> PROBLEM DETAILS: Once the pictures are set aside, repeat all of the data below exactly.

-------- WORKING DATA

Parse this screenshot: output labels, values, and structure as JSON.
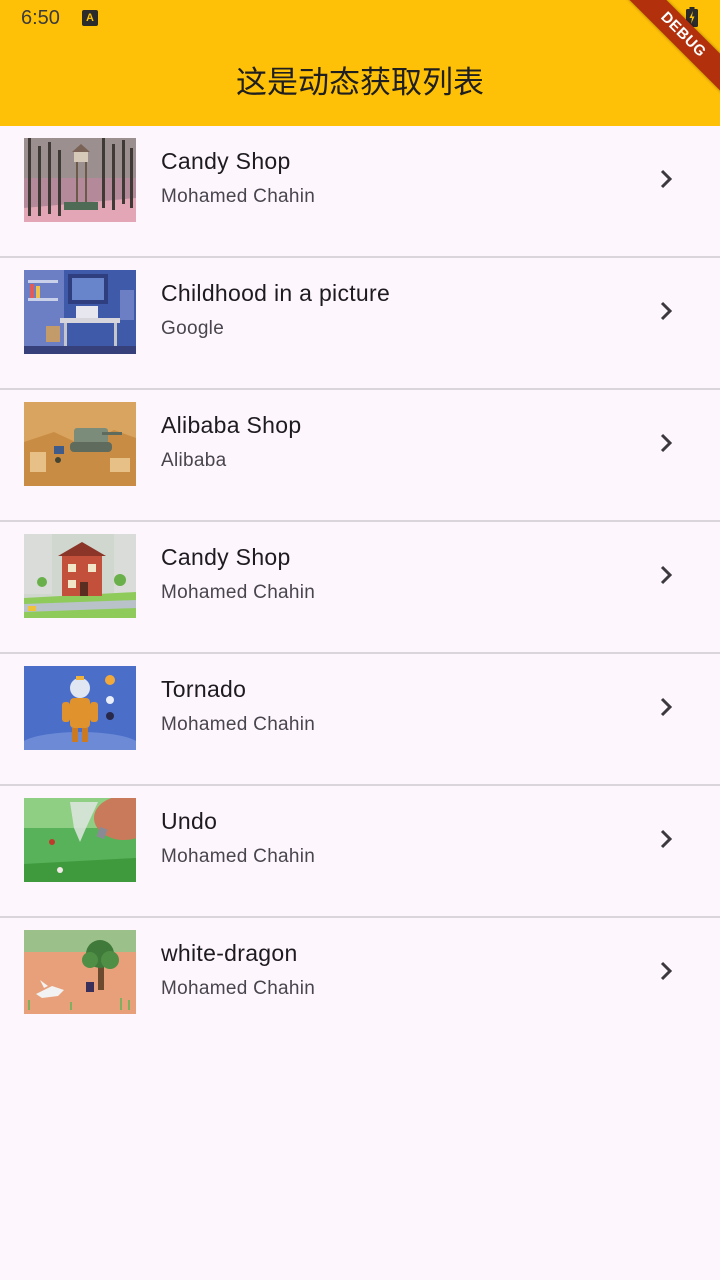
{
  "status_bar": {
    "time": "6:50",
    "a_glyph": "A"
  },
  "app_bar": {
    "title": "这是动态获取列表",
    "background_color": "#ffc107"
  },
  "debug_banner": {
    "label": "DEBUG"
  },
  "list": {
    "items": [
      {
        "title": "Candy Shop",
        "subtitle": "Mohamed Chahin",
        "thumbnail": "forest-watchtower-image"
      },
      {
        "title": "Childhood in a picture",
        "subtitle": "Google",
        "thumbnail": "desk-room-image"
      },
      {
        "title": "Alibaba Shop",
        "subtitle": "Alibaba",
        "thumbnail": "desert-tank-image"
      },
      {
        "title": "Candy Shop",
        "subtitle": "Mohamed Chahin",
        "thumbnail": "brick-house-image"
      },
      {
        "title": "Tornado",
        "subtitle": "Mohamed Chahin",
        "thumbnail": "robot-figure-image"
      },
      {
        "title": "Undo",
        "subtitle": "Mohamed Chahin",
        "thumbnail": "grass-tornado-image"
      },
      {
        "title": "white-dragon",
        "subtitle": "Mohamed Chahin",
        "thumbnail": "tree-dragon-image"
      }
    ]
  }
}
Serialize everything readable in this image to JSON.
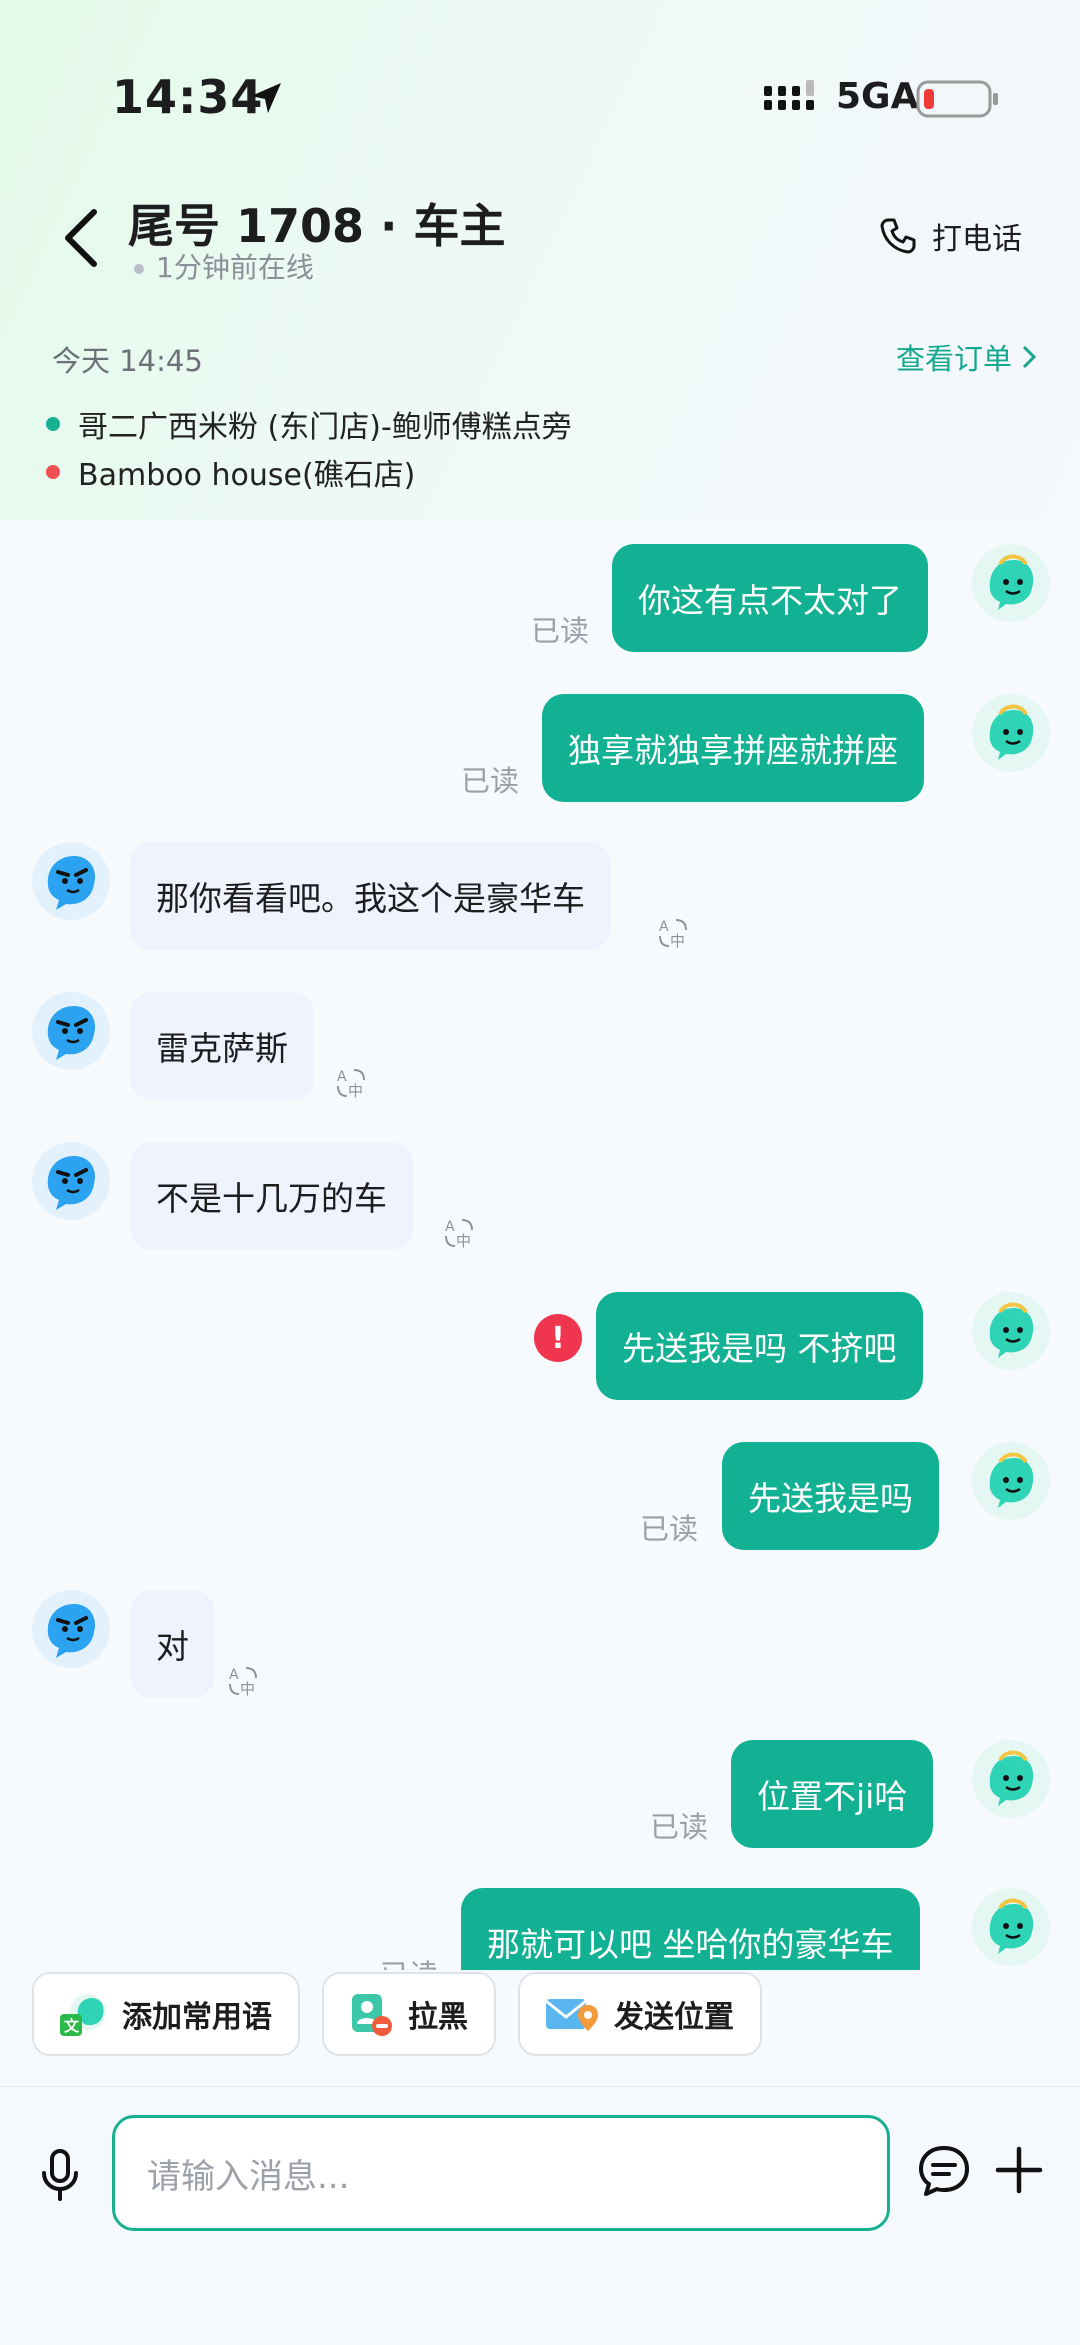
{
  "status_bar": {
    "time": "14:34",
    "network": "5GA"
  },
  "header": {
    "title": "尾号 1708 · 车主",
    "online": "1分钟前在线",
    "call_label": "打电话"
  },
  "order": {
    "time": "今天 14:45",
    "link_label": "查看订单",
    "from": "哥二广西米粉 (东门店)-鲍师傅糕点旁",
    "to": "Bamboo house(礁石店)"
  },
  "messages": [
    {
      "side": "out",
      "text": "你这有点不太对了",
      "status": "已读"
    },
    {
      "side": "out",
      "text": "独享就独享拼座就拼座",
      "status": "已读"
    },
    {
      "side": "in",
      "text": "那你看看吧。我这个是豪华车"
    },
    {
      "side": "in",
      "text": "雷克萨斯"
    },
    {
      "side": "in",
      "text": "不是十几万的车"
    },
    {
      "side": "out",
      "text": "先送我是吗 不挤吧",
      "status": "failed"
    },
    {
      "side": "out",
      "text": "先送我是吗",
      "status": "已读"
    },
    {
      "side": "in",
      "text": "对"
    },
    {
      "side": "out",
      "text": "位置不ji哈",
      "status": "已读"
    },
    {
      "side": "out",
      "text": "那就可以吧 坐哈你的豪华车",
      "status": "已读"
    }
  ],
  "quick_actions": [
    {
      "label": "添加常用语",
      "icon": "common-phrase-icon"
    },
    {
      "label": "拉黑",
      "icon": "block-user-icon"
    },
    {
      "label": "发送位置",
      "icon": "send-location-icon"
    }
  ],
  "input": {
    "placeholder": "请输入消息..."
  },
  "colors": {
    "accent": "#12b193",
    "error": "#f0364f",
    "incoming_bubble": "#eef3fd"
  }
}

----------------

> FINISHED TASK:
Parse this screenshot: output labels, values, and structure as JSON.
{
  "status_bar": {
    "time": "6:50",
    "a_glyph": "A"
  },
  "app_bar": {
    "title": "这是动态获取列表",
    "background_color": "#ffc107"
  },
  "debug_banner": {
    "label": "DEBUG"
  },
  "list": {
    "items": [
      {
        "title": "Candy Shop",
        "subtitle": "Mohamed Chahin",
        "thumbnail": "forest-watchtower-image"
      },
      {
        "title": "Childhood in a picture",
        "subtitle": "Google",
        "thumbnail": "desk-room-image"
      },
      {
        "title": "Alibaba Shop",
        "subtitle": "Alibaba",
        "thumbnail": "desert-tank-image"
      },
      {
        "title": "Candy Shop",
        "subtitle": "Mohamed Chahin",
        "thumbnail": "brick-house-image"
      },
      {
        "title": "Tornado",
        "subtitle": "Mohamed Chahin",
        "thumbnail": "robot-figure-image"
      },
      {
        "title": "Undo",
        "subtitle": "Mohamed Chahin",
        "thumbnail": "grass-tornado-image"
      },
      {
        "title": "white-dragon",
        "subtitle": "Mohamed Chahin",
        "thumbnail": "tree-dragon-image"
      }
    ]
  }
}
Serialize everything readable in this image to JSON.
{
  "status_bar": {
    "time": "14:34",
    "network": "5GA"
  },
  "header": {
    "title": "尾号 1708 · 车主",
    "online": "1分钟前在线",
    "call_label": "打电话"
  },
  "order": {
    "time": "今天 14:45",
    "link_label": "查看订单",
    "from": "哥二广西米粉 (东门店)-鲍师傅糕点旁",
    "to": "Bamboo house(礁石店)"
  },
  "messages": [
    {
      "side": "out",
      "text": "你这有点不太对了",
      "status": "已读"
    },
    {
      "side": "out",
      "text": "独享就独享拼座就拼座",
      "status": "已读"
    },
    {
      "side": "in",
      "text": "那你看看吧。我这个是豪华车"
    },
    {
      "side": "in",
      "text": "雷克萨斯"
    },
    {
      "side": "in",
      "text": "不是十几万的车"
    },
    {
      "side": "out",
      "text": "先送我是吗 不挤吧",
      "status": "failed"
    },
    {
      "side": "out",
      "text": "先送我是吗",
      "status": "已读"
    },
    {
      "side": "in",
      "text": "对"
    },
    {
      "side": "out",
      "text": "位置不ji哈",
      "status": "已读"
    },
    {
      "side": "out",
      "text": "那就可以吧 坐哈你的豪华车",
      "status": "已读"
    }
  ],
  "quick_actions": [
    {
      "label": "添加常用语",
      "icon": "common-phrase-icon"
    },
    {
      "label": "拉黑",
      "icon": "block-user-icon"
    },
    {
      "label": "发送位置",
      "icon": "send-location-icon"
    }
  ],
  "input": {
    "placeholder": "请输入消息..."
  },
  "colors": {
    "accent": "#12b193",
    "error": "#f0364f",
    "incoming_bubble": "#eef3fd"
  }
}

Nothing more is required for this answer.